_Work required_
Each line below should be restated exactly, with nothing dropped.

:: Provided data

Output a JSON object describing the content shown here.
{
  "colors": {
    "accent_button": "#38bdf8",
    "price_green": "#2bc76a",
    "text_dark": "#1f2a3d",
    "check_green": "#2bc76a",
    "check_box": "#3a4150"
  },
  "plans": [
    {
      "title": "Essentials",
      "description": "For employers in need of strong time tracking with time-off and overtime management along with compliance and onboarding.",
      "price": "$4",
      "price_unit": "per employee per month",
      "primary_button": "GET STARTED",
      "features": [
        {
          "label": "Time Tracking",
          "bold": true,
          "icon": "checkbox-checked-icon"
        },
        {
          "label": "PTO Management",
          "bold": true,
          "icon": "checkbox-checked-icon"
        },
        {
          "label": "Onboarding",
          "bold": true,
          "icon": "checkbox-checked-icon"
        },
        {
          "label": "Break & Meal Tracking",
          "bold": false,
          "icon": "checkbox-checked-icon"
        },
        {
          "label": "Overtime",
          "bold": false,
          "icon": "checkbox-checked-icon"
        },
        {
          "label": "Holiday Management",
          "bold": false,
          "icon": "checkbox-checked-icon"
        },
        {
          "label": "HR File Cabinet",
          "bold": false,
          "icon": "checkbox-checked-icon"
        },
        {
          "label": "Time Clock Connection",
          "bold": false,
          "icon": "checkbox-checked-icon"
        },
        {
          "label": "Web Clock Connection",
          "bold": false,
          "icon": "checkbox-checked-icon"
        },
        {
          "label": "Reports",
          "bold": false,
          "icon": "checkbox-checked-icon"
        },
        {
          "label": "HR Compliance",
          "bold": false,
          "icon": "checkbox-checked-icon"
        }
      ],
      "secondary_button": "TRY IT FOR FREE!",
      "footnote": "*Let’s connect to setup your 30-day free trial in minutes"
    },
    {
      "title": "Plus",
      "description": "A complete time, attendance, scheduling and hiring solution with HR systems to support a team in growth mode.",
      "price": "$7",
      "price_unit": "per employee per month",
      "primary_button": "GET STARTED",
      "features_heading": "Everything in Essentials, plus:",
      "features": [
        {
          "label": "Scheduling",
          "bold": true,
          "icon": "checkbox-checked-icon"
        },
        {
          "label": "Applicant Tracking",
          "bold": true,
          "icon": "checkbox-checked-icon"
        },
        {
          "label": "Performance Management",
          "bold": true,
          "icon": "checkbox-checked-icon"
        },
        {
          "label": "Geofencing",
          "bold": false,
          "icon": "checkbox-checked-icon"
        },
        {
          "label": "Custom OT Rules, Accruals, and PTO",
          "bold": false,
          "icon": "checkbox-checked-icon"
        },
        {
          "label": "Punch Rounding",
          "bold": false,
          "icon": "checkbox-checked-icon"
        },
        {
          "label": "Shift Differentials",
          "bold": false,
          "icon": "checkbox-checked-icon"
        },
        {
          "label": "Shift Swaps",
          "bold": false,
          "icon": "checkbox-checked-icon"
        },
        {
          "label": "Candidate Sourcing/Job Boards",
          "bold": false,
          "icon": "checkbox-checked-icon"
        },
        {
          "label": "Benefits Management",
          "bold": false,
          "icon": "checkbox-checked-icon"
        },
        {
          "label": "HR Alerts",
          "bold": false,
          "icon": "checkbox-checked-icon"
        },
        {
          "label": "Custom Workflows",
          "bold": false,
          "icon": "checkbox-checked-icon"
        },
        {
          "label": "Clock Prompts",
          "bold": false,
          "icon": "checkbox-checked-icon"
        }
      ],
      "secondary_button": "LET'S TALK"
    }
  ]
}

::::

_Written solution_
Output a JSON object describing the content shown here.
{
  "colors": {
    "accent_button": "#38bdf8",
    "price_green": "#2bc76a",
    "text_dark": "#1f2a3d",
    "check_green": "#2bc76a",
    "check_box": "#3a4150"
  },
  "plans": [
    {
      "title": "Essentials",
      "description": "For employers in need of strong time tracking with time-off and overtime management along with compliance and onboarding.",
      "price": "$4",
      "price_unit": "per employee per month",
      "primary_button": "GET STARTED",
      "features": [
        {
          "label": "Time Tracking",
          "bold": true,
          "icon": "checkbox-checked-icon"
        },
        {
          "label": "PTO Management",
          "bold": true,
          "icon": "checkbox-checked-icon"
        },
        {
          "label": "Onboarding",
          "bold": true,
          "icon": "checkbox-checked-icon"
        },
        {
          "label": "Break & Meal Tracking",
          "bold": false,
          "icon": "checkbox-checked-icon"
        },
        {
          "label": "Overtime",
          "bold": false,
          "icon": "checkbox-checked-icon"
        },
        {
          "label": "Holiday Management",
          "bold": false,
          "icon": "checkbox-checked-icon"
        },
        {
          "label": "HR File Cabinet",
          "bold": false,
          "icon": "checkbox-checked-icon"
        },
        {
          "label": "Time Clock Connection",
          "bold": false,
          "icon": "checkbox-checked-icon"
        },
        {
          "label": "Web Clock Connection",
          "bold": false,
          "icon": "checkbox-checked-icon"
        },
        {
          "label": "Reports",
          "bold": false,
          "icon": "checkbox-checked-icon"
        },
        {
          "label": "HR Compliance",
          "bold": false,
          "icon": "checkbox-checked-icon"
        }
      ],
      "secondary_button": "TRY IT FOR FREE!",
      "footnote": "*Let’s connect to setup your 30-day free trial in minutes"
    },
    {
      "title": "Plus",
      "description": "A complete time, attendance, scheduling and hiring solution with HR systems to support a team in growth mode.",
      "price": "$7",
      "price_unit": "per employee per month",
      "primary_button": "GET STARTED",
      "features_heading": "Everything in Essentials, plus:",
      "features": [
        {
          "label": "Scheduling",
          "bold": true,
          "icon": "checkbox-checked-icon"
        },
        {
          "label": "Applicant Tracking",
          "bold": true,
          "icon": "checkbox-checked-icon"
        },
        {
          "label": "Performance Management",
          "bold": true,
          "icon": "checkbox-checked-icon"
        },
        {
          "label": "Geofencing",
          "bold": false,
          "icon": "checkbox-checked-icon"
        },
        {
          "label": "Custom OT Rules, Accruals, and PTO",
          "bold": false,
          "icon": "checkbox-checked-icon"
        },
        {
          "label": "Punch Rounding",
          "bold": false,
          "icon": "checkbox-checked-icon"
        },
        {
          "label": "Shift Differentials",
          "bold": false,
          "icon": "checkbox-checked-icon"
        },
        {
          "label": "Shift Swaps",
          "bold": false,
          "icon": "checkbox-checked-icon"
        },
        {
          "label": "Candidate Sourcing/Job Boards",
          "bold": false,
          "icon": "checkbox-checked-icon"
        },
        {
          "label": "Benefits Management",
          "bold": false,
          "icon": "checkbox-checked-icon"
        },
        {
          "label": "HR Alerts",
          "bold": false,
          "icon": "checkbox-checked-icon"
        },
        {
          "label": "Custom Workflows",
          "bold": false,
          "icon": "checkbox-checked-icon"
        },
        {
          "label": "Clock Prompts",
          "bold": false,
          "icon": "checkbox-checked-icon"
        }
      ],
      "secondary_button": "LET'S TALK"
    }
  ]
}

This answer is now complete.